● **YOUR GOAL**:
Among the lines below, tally those holding the string "title" and give the total only.

● **SOURCE MATERIAL**:

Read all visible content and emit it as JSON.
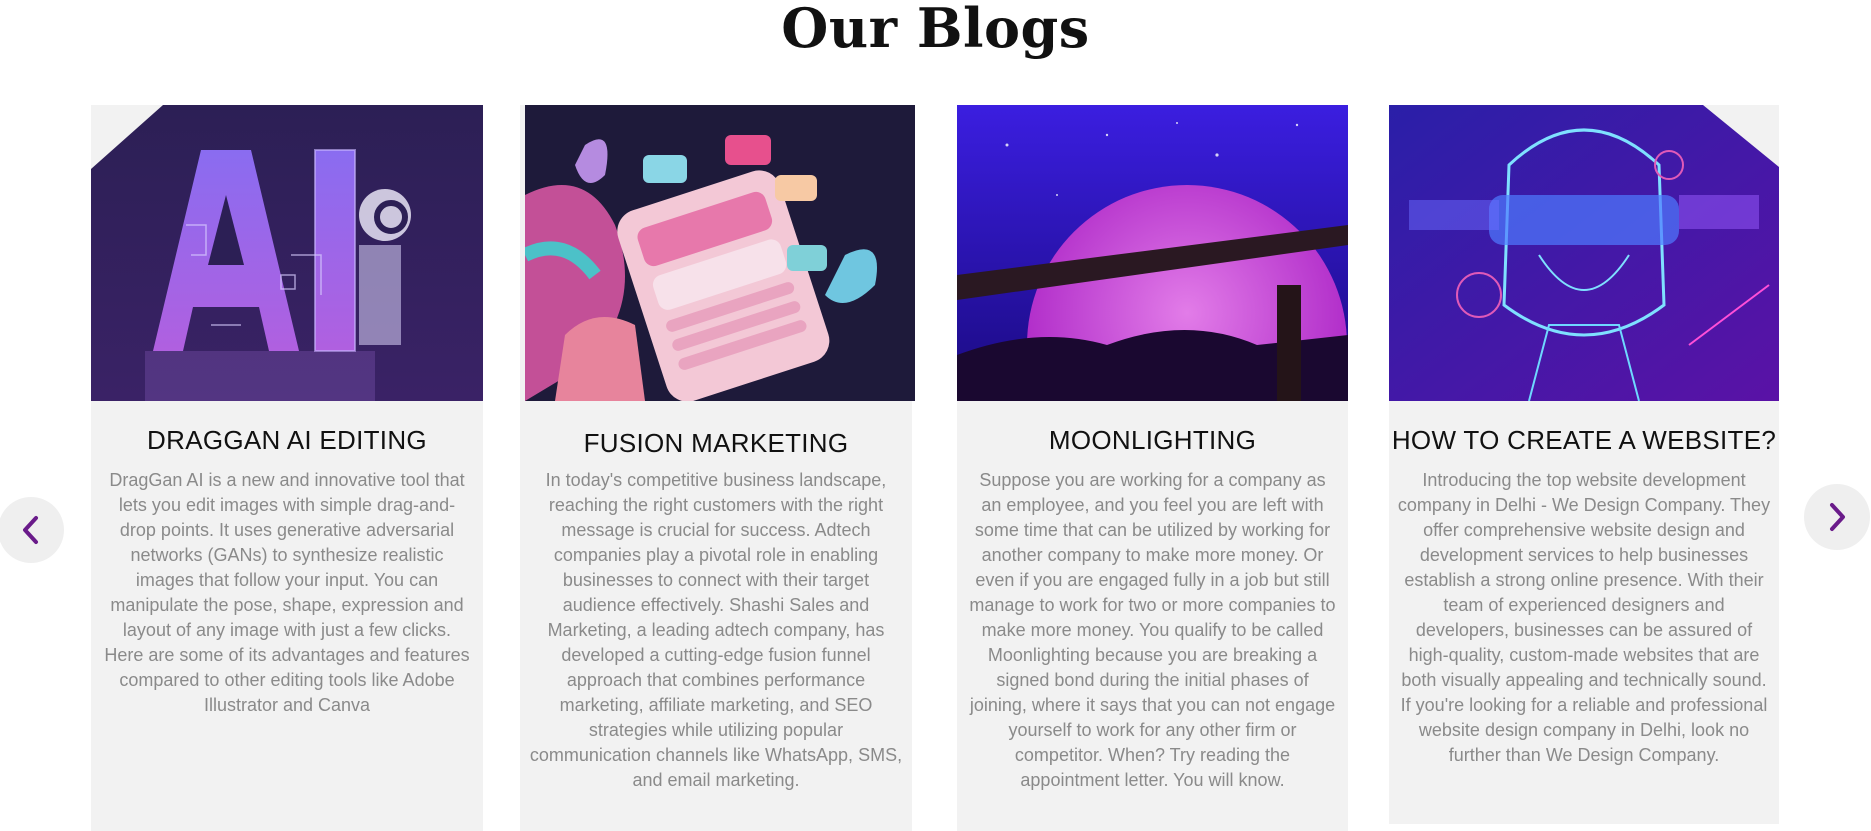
{
  "page": {
    "title": "Our Blogs"
  },
  "nav": {
    "prev_icon": "chevron-left-icon",
    "next_icon": "chevron-right-icon",
    "accent": "#6a1b8a"
  },
  "cards": [
    {
      "title": "DRAGGAN AI EDITING",
      "image": "ai-letters-robot-illustration",
      "text": "DragGan AI is a new and innovative tool that lets you edit images with simple drag-and-drop points. It uses generative adversarial networks (GANs) to synthesize realistic images that follow your input. You can manipulate the pose, shape, expression and layout of any image with just a few clicks. Here are some of its advantages and features compared to other editing tools like Adobe Illustrator and Canva"
    },
    {
      "title": "FUSION MARKETING",
      "image": "phone-chat-bubbles-illustration",
      "text": "In today's competitive business landscape, reaching the right customers with the right message is crucial for success. Adtech companies play a pivotal role in enabling businesses to connect with their target audience effectively. Shashi Sales and Marketing, a leading adtech company, has developed a cutting-edge fusion funnel approach that combines performance marketing, affiliate marketing, and SEO strategies while utilizing popular communication channels like WhatsApp, SMS, and email marketing."
    },
    {
      "title": "MOONLIGHTING",
      "image": "moon-fence-night-illustration",
      "text": "Suppose you are working for a company as an employee, and you feel you are left with some time that can be utilized by working for another company to make more money. Or even if you are engaged fully in a job but still manage to work for two or more companies to make more money. You qualify to be called Moonlighting because you are breaking a signed bond during the initial phases of joining, where it says that you can not engage yourself to work for any other firm or competitor. When? Try reading the appointment letter. You will know."
    },
    {
      "title": "HOW TO CREATE A WEBSITE?",
      "image": "vr-headset-face-illustration",
      "text": "Introducing the top website development company in Delhi - We Design Company. They offer comprehensive website design and development services to help businesses establish a strong online presence. With their team of experienced designers and developers, businesses can be assured of high-quality, custom-made websites that are both visually appealing and technically sound. If you're looking for a reliable and professional website design company in Delhi, look no further than We Design Company."
    }
  ]
}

● **TASK SOLUTION**:
5